Assigned task
The full listing below must be printed exactly, word for word.
━━━━━ Data for this task
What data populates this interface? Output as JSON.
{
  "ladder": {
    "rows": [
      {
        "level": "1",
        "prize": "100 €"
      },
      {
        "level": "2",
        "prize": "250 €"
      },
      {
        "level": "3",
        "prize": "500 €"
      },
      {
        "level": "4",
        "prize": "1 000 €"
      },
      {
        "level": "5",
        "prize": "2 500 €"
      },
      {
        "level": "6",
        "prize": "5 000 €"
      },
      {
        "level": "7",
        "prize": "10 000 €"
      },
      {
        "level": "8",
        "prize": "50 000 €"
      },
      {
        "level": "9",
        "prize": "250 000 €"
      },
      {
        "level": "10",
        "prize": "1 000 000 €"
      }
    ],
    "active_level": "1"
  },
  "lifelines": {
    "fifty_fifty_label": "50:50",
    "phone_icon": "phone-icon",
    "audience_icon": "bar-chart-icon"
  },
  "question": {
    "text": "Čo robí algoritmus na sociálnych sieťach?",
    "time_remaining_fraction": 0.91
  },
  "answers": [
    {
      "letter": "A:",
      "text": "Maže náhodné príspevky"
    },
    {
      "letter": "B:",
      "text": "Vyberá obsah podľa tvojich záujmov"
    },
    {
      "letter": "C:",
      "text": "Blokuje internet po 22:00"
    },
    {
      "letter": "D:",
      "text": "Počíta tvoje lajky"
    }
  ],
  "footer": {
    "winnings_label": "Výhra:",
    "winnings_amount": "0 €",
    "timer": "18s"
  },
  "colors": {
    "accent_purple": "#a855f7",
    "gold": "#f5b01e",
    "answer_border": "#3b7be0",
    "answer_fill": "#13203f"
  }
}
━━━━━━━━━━
Expected output
What data populates this interface? Output as JSON.
{
  "ladder": {
    "rows": [
      {
        "level": "1",
        "prize": "100 €"
      },
      {
        "level": "2",
        "prize": "250 €"
      },
      {
        "level": "3",
        "prize": "500 €"
      },
      {
        "level": "4",
        "prize": "1 000 €"
      },
      {
        "level": "5",
        "prize": "2 500 €"
      },
      {
        "level": "6",
        "prize": "5 000 €"
      },
      {
        "level": "7",
        "prize": "10 000 €"
      },
      {
        "level": "8",
        "prize": "50 000 €"
      },
      {
        "level": "9",
        "prize": "250 000 €"
      },
      {
        "level": "10",
        "prize": "1 000 000 €"
      }
    ],
    "active_level": "1"
  },
  "lifelines": {
    "fifty_fifty_label": "50:50",
    "phone_icon": "phone-icon",
    "audience_icon": "bar-chart-icon"
  },
  "question": {
    "text": "Čo robí algoritmus na sociálnych sieťach?",
    "time_remaining_fraction": 0.91
  },
  "answers": [
    {
      "letter": "A:",
      "text": "Maže náhodné príspevky"
    },
    {
      "letter": "B:",
      "text": "Vyberá obsah podľa tvojich záujmov"
    },
    {
      "letter": "C:",
      "text": "Blokuje internet po 22:00"
    },
    {
      "letter": "D:",
      "text": "Počíta tvoje lajky"
    }
  ],
  "footer": {
    "winnings_label": "Výhra:",
    "winnings_amount": "0 €",
    "timer": "18s"
  },
  "colors": {
    "accent_purple": "#a855f7",
    "gold": "#f5b01e",
    "answer_border": "#3b7be0",
    "answer_fill": "#13203f"
  }
}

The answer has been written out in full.